Idle No More, in a very short time, became a multifaceted and complex movement: from the issues at hand, the people involved, to the tactics used. Protest was no doubt an important part of this movement. It raised public awareness and got political attention – except from the Conservative government and the person leaders wanted the most attention from – the Prime Minister. Movement activists and leaders, however, have also used other strategies and tactics. They have increased participation via a website, have created worldwide interest and activism, and have also turned to the courts seeking to mobilize the law. “The Mikisew Cree First Nation and the Frog Lake First Nation, both located in Alberta, will file documents in Federal Court on Tuesday arguing that two omnibus budget bills that reduce federal environmental oversight violate the government’s treaty obligations to protect traditions aboriginal territory.” Why use the courts (a question for Mobilizing Ideas’ upcoming February essay Dialogue)? Leaders are optimistic that they will have a favorable outcome since the courts tend to rule favorably on treaty rights cases, and they see a court challenge as a way to force Harper to respond. The Chief of Mikisew, Steve Courtoreille, said that “they [referring to Harper and his ministers] will probably see us in a different forum with this [court] challenge they are going to be facing.” At the same time, leaders also see the use of direct action, especially blockades, as having an important economic impact on the country. Wallace Fox, Chief of the Onion Lake Cree Nation is quoted as saying “The rallies are going to continue the blockades are going to escalate – roads, highways, whatever, it’s going to happen. And if they don’t want to deal with us [the chiefs], they are obviously going to have to deal with the economic impacts that are going to appear as a result of these blockades.”

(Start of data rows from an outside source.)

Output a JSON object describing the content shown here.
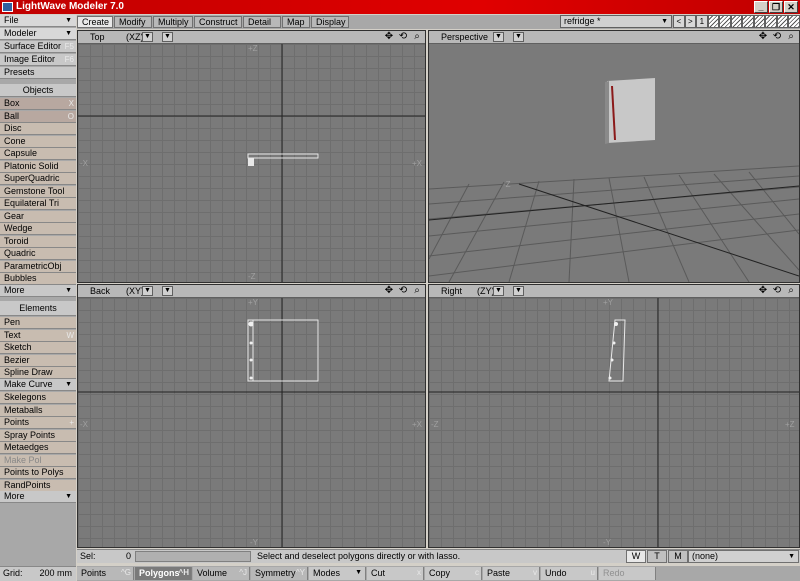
{
  "window": {
    "title": "LightWave Modeler 7.0",
    "minimize": "_",
    "restore": "❐",
    "close": "✕"
  },
  "sidebar": {
    "file": "File",
    "modeler": "Modeler",
    "surface_editor": "Surface Editor",
    "surface_editor_key": "F5",
    "image_editor": "Image Editor",
    "image_editor_key": "F6",
    "presets": "Presets",
    "objects_header": "Objects",
    "objects": [
      {
        "label": "Box",
        "key": "X"
      },
      {
        "label": "Ball",
        "key": "O"
      },
      {
        "label": "Disc",
        "key": ""
      },
      {
        "label": "Cone",
        "key": ""
      },
      {
        "label": "Capsule",
        "key": ""
      },
      {
        "label": "Platonic Solid",
        "key": ""
      },
      {
        "label": "SuperQuadric",
        "key": ""
      },
      {
        "label": "Gemstone Tool",
        "key": ""
      },
      {
        "label": "Equilateral Tri",
        "key": ""
      },
      {
        "label": "Gear",
        "key": ""
      },
      {
        "label": "Wedge",
        "key": ""
      },
      {
        "label": "Toroid",
        "key": ""
      },
      {
        "label": "Quadric",
        "key": ""
      },
      {
        "label": "ParametricObj",
        "key": ""
      },
      {
        "label": "Bubbles",
        "key": ""
      }
    ],
    "objects_more": "More",
    "elements_header": "Elements",
    "elements": [
      {
        "label": "Pen",
        "key": ""
      },
      {
        "label": "Text",
        "key": "W"
      },
      {
        "label": "Sketch",
        "key": ""
      },
      {
        "label": "Bezier",
        "key": ""
      },
      {
        "label": "Spline Draw",
        "key": ""
      }
    ],
    "make_curve": "Make Curve",
    "elements2": [
      {
        "label": "Skelegons",
        "key": ""
      },
      {
        "label": "Metaballs",
        "key": ""
      },
      {
        "label": "Points",
        "key": "+"
      },
      {
        "label": "Spray Points",
        "key": ""
      },
      {
        "label": "Metaedges",
        "key": ""
      },
      {
        "label": "Make Pol",
        "key": ""
      },
      {
        "label": "Points to Polys",
        "key": ""
      },
      {
        "label": "RandPoints",
        "key": ""
      }
    ],
    "elements_more": "More",
    "grid_label": "Grid:",
    "grid_value": "200 mm"
  },
  "tabs": [
    "Create",
    "Modify",
    "Multiply",
    "Construct",
    "Detail",
    "Map",
    "Display"
  ],
  "active_tab": "Create",
  "object_name": "refridge *",
  "layer_num": "1",
  "viewports": {
    "top": {
      "name": "Top",
      "axis": "(XZ)",
      "labels": {
        "top": "+Z",
        "bottom": "-Z",
        "left": "-X",
        "right": "+X"
      }
    },
    "perspective": {
      "name": "Perspective",
      "labels": {
        "z": "-Z"
      }
    },
    "back": {
      "name": "Back",
      "axis": "(XY)",
      "labels": {
        "top": "+Y",
        "bottom": "-Y",
        "left": "-X",
        "right": "+X"
      }
    },
    "right": {
      "name": "Right",
      "axis": "(ZY)",
      "labels": {
        "top": "+Y",
        "bottom": "-Y",
        "left": "-Z",
        "right": "+Z"
      }
    }
  },
  "status": {
    "sel_label": "Sel:",
    "sel_count": "0",
    "message": "Select and deselect polygons directly or with lasso.",
    "w": "W",
    "t": "T",
    "m": "M",
    "surface": "(none)"
  },
  "bottom": {
    "points": "Points",
    "points_key": "^G",
    "polygons": "Polygons",
    "polygons_key": "^H",
    "volume": "Volume",
    "volume_key": "^J",
    "symmetry": "Symmetry",
    "symmetry_key": "^Y",
    "modes": "Modes",
    "cut": "Cut",
    "cut_key": "x",
    "copy": "Copy",
    "copy_key": "c",
    "paste": "Paste",
    "paste_key": "v",
    "undo": "Undo",
    "undo_key": "u",
    "redo": "Redo"
  }
}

Idle No More has grown from a teach-in to a massive grassroots movement with specific goals (such as stopping proposals that would lead to important changes to environmental and resource development) and targets (the Prime Minister), and the simultaneous use of institutional (i.e., the courts) and extra-institutional tactics (i.e., blockades, protests). It is true that some First Nations chiefs distanced themselves with what they perceived as radical tactics but nonetheless, they are also able to use that momentum in seeking a more concerted effort on the part of the Harper government to pay more attention to aboriginal rights and wellbeing. In addition, they have brought environmental concerns back onto the public and political scene, addressing specific bills that many believe would have negative impacts on the environment. January 2013 saw the continued use of protests and blockades. As long as the Prime Minister and government deny Idle No More activists and First Nations leaders the kind of attention they are demanding, it seems that protests will continue.